**What you will do:** From the entries that follow, copy each line in which "Zentralbibliothek" appears.

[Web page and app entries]
_ _ _ _ _

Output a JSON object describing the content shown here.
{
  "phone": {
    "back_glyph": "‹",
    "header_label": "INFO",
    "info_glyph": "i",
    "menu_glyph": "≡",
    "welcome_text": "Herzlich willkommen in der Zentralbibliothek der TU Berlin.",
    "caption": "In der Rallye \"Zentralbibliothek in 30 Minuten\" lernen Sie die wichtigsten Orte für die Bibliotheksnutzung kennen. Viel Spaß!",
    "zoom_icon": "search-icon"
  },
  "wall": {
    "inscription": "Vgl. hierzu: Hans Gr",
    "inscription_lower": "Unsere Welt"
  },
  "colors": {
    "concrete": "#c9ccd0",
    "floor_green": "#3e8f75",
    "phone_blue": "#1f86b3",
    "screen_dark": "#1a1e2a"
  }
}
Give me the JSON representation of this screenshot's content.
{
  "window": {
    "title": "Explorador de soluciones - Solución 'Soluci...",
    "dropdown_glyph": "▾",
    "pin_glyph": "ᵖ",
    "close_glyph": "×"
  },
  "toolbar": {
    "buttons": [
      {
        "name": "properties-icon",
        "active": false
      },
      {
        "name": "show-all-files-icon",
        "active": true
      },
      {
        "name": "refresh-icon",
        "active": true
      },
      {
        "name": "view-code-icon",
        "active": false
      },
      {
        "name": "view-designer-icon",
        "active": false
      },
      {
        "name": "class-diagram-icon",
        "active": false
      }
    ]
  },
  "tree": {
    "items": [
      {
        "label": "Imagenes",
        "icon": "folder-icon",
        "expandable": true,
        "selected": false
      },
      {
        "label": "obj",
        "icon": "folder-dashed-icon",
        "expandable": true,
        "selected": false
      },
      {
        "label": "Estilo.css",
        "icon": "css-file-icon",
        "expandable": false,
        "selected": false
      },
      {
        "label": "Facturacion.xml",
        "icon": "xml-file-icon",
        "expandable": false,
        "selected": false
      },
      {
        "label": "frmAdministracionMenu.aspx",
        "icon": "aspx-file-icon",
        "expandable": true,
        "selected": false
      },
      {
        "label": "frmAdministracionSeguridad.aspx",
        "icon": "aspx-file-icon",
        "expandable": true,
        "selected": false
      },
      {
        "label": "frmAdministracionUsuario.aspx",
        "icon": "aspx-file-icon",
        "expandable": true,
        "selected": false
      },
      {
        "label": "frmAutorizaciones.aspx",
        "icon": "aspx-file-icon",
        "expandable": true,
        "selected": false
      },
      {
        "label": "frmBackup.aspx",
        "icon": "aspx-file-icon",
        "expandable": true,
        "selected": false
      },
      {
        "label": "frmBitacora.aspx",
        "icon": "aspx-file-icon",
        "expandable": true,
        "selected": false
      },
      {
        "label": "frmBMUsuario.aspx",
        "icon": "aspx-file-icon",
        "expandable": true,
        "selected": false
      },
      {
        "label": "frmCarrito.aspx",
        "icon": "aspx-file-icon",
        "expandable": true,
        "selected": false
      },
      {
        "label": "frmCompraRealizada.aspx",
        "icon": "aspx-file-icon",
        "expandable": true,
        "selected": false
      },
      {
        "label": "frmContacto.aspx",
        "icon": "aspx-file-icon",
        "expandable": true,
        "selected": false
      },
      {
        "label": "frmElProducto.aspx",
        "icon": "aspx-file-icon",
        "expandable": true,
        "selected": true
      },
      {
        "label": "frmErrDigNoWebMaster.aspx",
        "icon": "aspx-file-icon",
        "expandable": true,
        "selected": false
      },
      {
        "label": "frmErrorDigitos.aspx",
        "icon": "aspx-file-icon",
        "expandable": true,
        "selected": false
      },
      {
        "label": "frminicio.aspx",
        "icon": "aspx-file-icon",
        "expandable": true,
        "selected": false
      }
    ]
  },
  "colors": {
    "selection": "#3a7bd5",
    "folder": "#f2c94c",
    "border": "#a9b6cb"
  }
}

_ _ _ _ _

**Result of this exercise:**
    "welcome_text": "Herzlich willkommen in der Zentralbibliothek der TU Berlin.",
    "caption": "In der Rallye \"Zentralbibliothek in 30 Minuten\" lernen Sie die wichtigsten Orte für die Bibliotheksnutzung kennen. Viel Spaß!",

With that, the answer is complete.